• Aim of the task
In the entries below, filter for the word "Consumption" and copy every matching line.

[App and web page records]
• • • • •
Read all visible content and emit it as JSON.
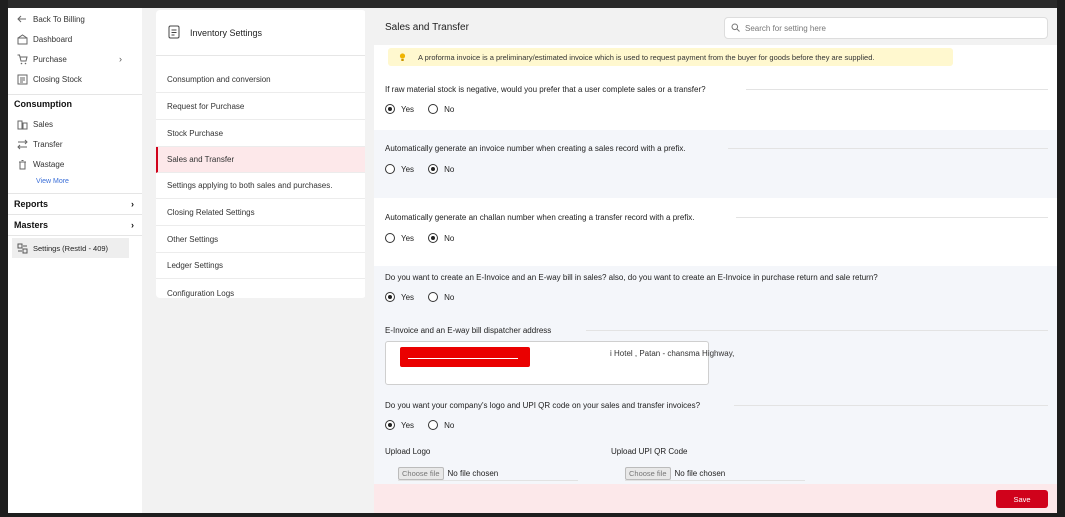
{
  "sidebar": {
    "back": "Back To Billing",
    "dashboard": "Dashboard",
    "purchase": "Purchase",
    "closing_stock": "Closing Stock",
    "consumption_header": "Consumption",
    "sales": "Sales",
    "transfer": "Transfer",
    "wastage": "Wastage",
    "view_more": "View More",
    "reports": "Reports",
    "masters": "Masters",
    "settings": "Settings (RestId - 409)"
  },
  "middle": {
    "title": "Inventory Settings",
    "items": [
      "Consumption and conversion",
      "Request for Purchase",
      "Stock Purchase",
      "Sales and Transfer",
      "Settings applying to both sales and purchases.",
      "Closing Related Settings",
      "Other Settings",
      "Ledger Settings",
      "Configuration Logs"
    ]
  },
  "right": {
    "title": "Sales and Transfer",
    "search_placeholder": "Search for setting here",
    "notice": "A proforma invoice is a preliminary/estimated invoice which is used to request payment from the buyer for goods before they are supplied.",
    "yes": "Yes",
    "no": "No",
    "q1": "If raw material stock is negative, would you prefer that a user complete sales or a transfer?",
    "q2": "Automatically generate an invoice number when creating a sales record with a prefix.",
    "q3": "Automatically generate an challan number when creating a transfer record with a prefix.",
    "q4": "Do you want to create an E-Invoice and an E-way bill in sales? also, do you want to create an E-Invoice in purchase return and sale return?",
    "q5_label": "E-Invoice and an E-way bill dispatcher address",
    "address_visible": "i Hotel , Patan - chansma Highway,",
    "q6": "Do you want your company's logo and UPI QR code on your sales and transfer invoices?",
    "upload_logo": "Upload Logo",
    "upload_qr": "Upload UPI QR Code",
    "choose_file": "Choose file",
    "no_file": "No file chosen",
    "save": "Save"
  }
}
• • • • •
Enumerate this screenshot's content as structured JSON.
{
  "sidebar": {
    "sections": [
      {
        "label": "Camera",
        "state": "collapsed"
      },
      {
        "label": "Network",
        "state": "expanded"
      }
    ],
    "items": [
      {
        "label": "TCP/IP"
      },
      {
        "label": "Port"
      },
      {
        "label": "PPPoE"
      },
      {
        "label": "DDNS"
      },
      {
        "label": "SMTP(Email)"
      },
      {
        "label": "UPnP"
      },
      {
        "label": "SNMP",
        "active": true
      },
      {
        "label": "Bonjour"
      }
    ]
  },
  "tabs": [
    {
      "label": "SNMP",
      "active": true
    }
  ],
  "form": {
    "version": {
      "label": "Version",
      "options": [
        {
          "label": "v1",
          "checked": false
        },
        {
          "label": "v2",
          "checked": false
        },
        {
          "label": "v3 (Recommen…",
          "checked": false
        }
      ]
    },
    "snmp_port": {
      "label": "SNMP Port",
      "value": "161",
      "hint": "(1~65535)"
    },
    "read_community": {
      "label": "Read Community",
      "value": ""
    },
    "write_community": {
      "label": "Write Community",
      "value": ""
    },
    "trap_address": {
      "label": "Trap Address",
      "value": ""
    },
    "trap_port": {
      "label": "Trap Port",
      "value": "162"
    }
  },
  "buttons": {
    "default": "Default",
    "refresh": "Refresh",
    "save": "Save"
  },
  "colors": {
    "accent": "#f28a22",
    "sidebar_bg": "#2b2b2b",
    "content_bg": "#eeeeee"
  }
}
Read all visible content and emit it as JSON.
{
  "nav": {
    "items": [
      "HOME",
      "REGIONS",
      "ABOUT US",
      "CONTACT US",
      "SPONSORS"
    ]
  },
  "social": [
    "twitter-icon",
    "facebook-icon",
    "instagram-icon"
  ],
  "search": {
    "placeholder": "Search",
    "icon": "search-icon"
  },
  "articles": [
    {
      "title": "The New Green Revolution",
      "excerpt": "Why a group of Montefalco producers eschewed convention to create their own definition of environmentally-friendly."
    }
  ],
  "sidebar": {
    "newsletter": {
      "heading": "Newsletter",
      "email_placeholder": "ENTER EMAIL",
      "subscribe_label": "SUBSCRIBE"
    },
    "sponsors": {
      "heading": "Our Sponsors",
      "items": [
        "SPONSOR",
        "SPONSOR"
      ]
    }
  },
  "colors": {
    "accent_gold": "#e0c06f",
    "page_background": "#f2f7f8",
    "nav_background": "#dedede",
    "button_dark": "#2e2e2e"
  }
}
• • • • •
• Reply to the exercise
    "consumption_header": "Consumption",
      "Consumption and conversion",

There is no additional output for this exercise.